of Paint

Colour is deliverd by things in the world, but what it can deliver is an enriching experience that goes beyond the world of things.

jourUNfixe The Alchemy of Paint

with Carolin Kropff

This workshop talk is dedicated to colours and our relationship to it.
It looks at Sike Buklow's book The Alchemy of Paint , Art, Science and Secrets from the Middle Ages
- and pigments and lays our hands-on binders and painting materials.

The book serves as a source to re-establish a reviving relationship with the qualities of paint; the pigments allow us to engage directly.

The background and ideas that Buklows so wonderfully summarizes can enliven our view and approach to colour. By taking a closer look at pigments, binding agents and painting materials, by holding them in our hands and exploring their interactions, especially in the build-up of a multi-layered oil painting, colour can be experienced directly.


Coming soon.

4 spots - Registration is required.

FunFundamentals of Painting


After an introduction to the subject and mutual exchange about it, I introduce different pigments and explain the difference between binder and painting medium and how to make paints yourself. We will test water-soluble paints, tempera paints and oil paints and learn more about the practical rule: fat on lean and why semi-transparent glazes on a lighter ground will have a cooler hue and warmer on a darker ground without having to add appropriate pigments to the paint.

Some background:

Understanding the colour in painting and its interaction is one of the essential questions that concern painters and the handling they want to master. Preparing a canvas and mixing colours is an integral part of the daily work in the studio, a work in which craftsmanship transforms raw materials into useful tools. The magic begins with preparing the canvas, mixing dyes and pigments, and applying the first layers of paint.
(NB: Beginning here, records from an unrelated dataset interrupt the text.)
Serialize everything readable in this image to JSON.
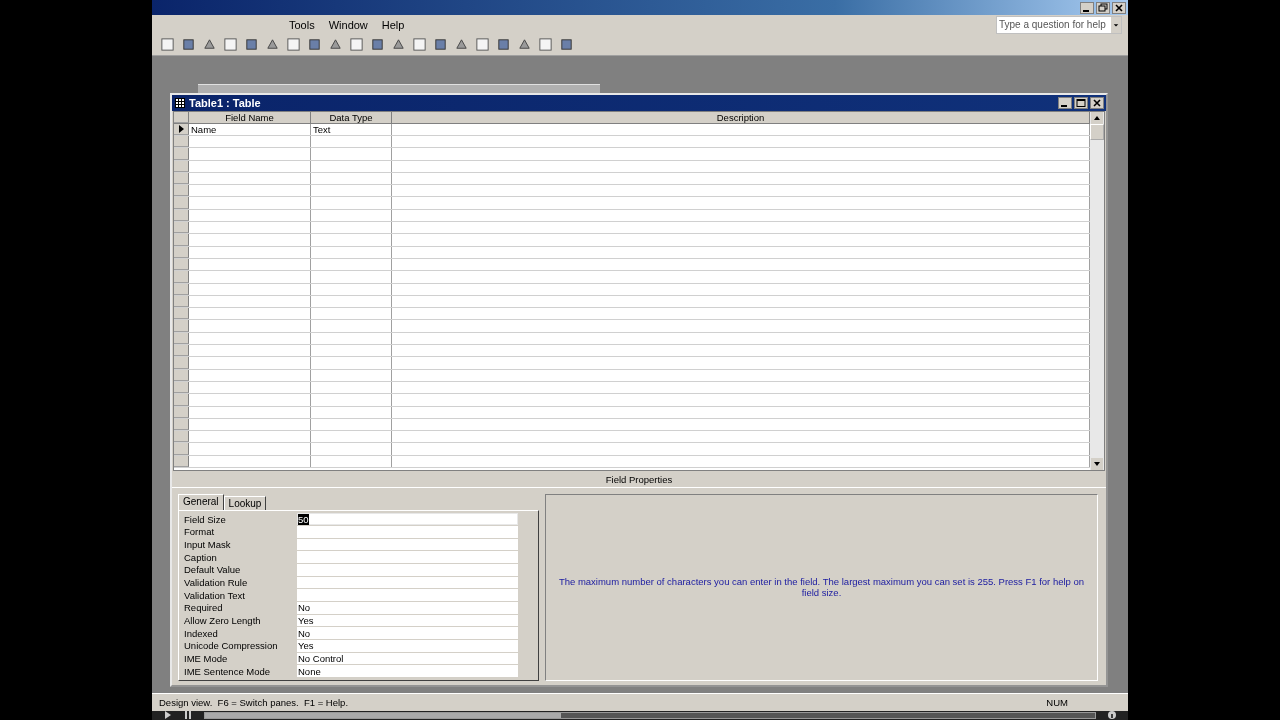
{
  "app": {
    "menu": [
      "Tools",
      "Window",
      "Help"
    ],
    "help_box": {
      "placeholder": "Type a question for help"
    }
  },
  "window": {
    "title": "Table1 : Table"
  },
  "grid": {
    "columns": [
      "Field Name",
      "Data Type",
      "Description"
    ],
    "rows": [
      {
        "field_name": "Name",
        "data_type": "Text",
        "selected": true
      }
    ]
  },
  "field_properties": {
    "title": "Field Properties",
    "tabs": [
      {
        "label": "General",
        "selected": true
      },
      {
        "label": "Lookup",
        "selected": false
      }
    ],
    "properties": [
      {
        "label": "Field Size",
        "value": "50",
        "selected": true
      },
      {
        "label": "Format",
        "selected": false
      },
      {
        "label": "Input Mask",
        "selected": false
      },
      {
        "label": "Caption",
        "selected": false
      },
      {
        "label": "Default Value",
        "selected": false
      },
      {
        "label": "Validation Rule",
        "selected": false
      },
      {
        "label": "Validation Text",
        "selected": false
      },
      {
        "label": "Required",
        "value": "No",
        "selected": false
      },
      {
        "label": "Allow Zero Length",
        "value": "Yes",
        "selected": false
      },
      {
        "label": "Indexed",
        "value": "No",
        "selected": false
      },
      {
        "label": "Unicode Compression",
        "value": "Yes",
        "selected": false
      },
      {
        "label": "IME Mode",
        "value": "No Control",
        "selected": false
      },
      {
        "label": "IME Sentence Mode",
        "value": "None",
        "selected": false
      }
    ],
    "help_text": "The maximum number of characters you can enter in the field.  The largest maximum you can set is 255.  Press F1 for help on field size."
  },
  "status_bar": {
    "text": "Design view.  F6 = Switch panes.  F1 = Help.",
    "indicator": "NUM"
  },
  "player": {
    "level": 0.4
  }
}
Working with the raw materials, the pigment, the binder, and the multi-layered construction of paint layers is one such method of navigating the alchemy of colour.

Colors had a clear meaning in the medieval times. This meaning reflected the medieval worldview of microcosm and macrocosm. Today, our worldview also reflects our relationship to color. Bucklow writes: The color has been appropriated. Today, a telecommunications company has appropriated the color orange, and the combination of red and white is associated with a fizzy drink. But neither does orange have anything to do with telecommunications, nor do soft drinks inherently have anything to do with red and white.

Alchemy included astrology, medicine, philosophy, and mysticism. For example, vermilion is considered a symbol of alchemy itself: two elements, sulfur and mercury, are mixed and heated until a chemical reaction occurs that, when ground into powder, produces a deep red.

The medieval world view:
Soul and body and mind belong together. Body and soul are individual characteristics, but the spirit is universal. Each individual is a miniature universe; Man is connected to the earth as the earth is connected to the sky. Thus, heaven was reflected on earth and both were reflected in man, who lives in the centre of the universe on earth, composed of four elements, orbited by seven planets. In this worldview, the material has a spiritual level. For example, God was thanked when alum was found in Tofa in 1460, and time was measured by chanting the Our Father or the Hail Mary when making varnish pigments.

Das Buch:

The Alchemy of Paint by Spike Bucklow

Erhältlich bei Kremer Pigmente:

The Alchemy of Paint is a critique of the modern world, which Spike Bucklow sees as the product of seventeenth-century ideas about science. In modern times, we have divorced color from its origins, using it for commercial advantage. Spike Bucklow shows us how in medieval times, color had mystical significance far beyond the enjoyment of shade and hue. Each chapter demonstrates the mindset of medieval Europe and is devoted to just one color, acknowledging its connections with life in the pre-modern world. Colors examined and explained in detail include a midnight blue called ultramarine, an opaque red called vermilion, a multitude of colors made from metals, a transparent red called dragons blood, and, finally, gold. The book looks at how color was “read” in the Middle Ages and returns to materials to look at the hidden meaning of the artists version of the philosopher´s stone. The penultimate chapter considers why everyone has always loved gold. Spike Bucklow is an art conservator, at the Hamilton Kerr Institute in Cambridge where he restores mediaeval art. He is an expert in craquelure, fixing the cracks in oil paintings.

All materials will be provided for a cost of 7 euros.

The workshop talk is kindly supported by Kulturamt Frankfurt.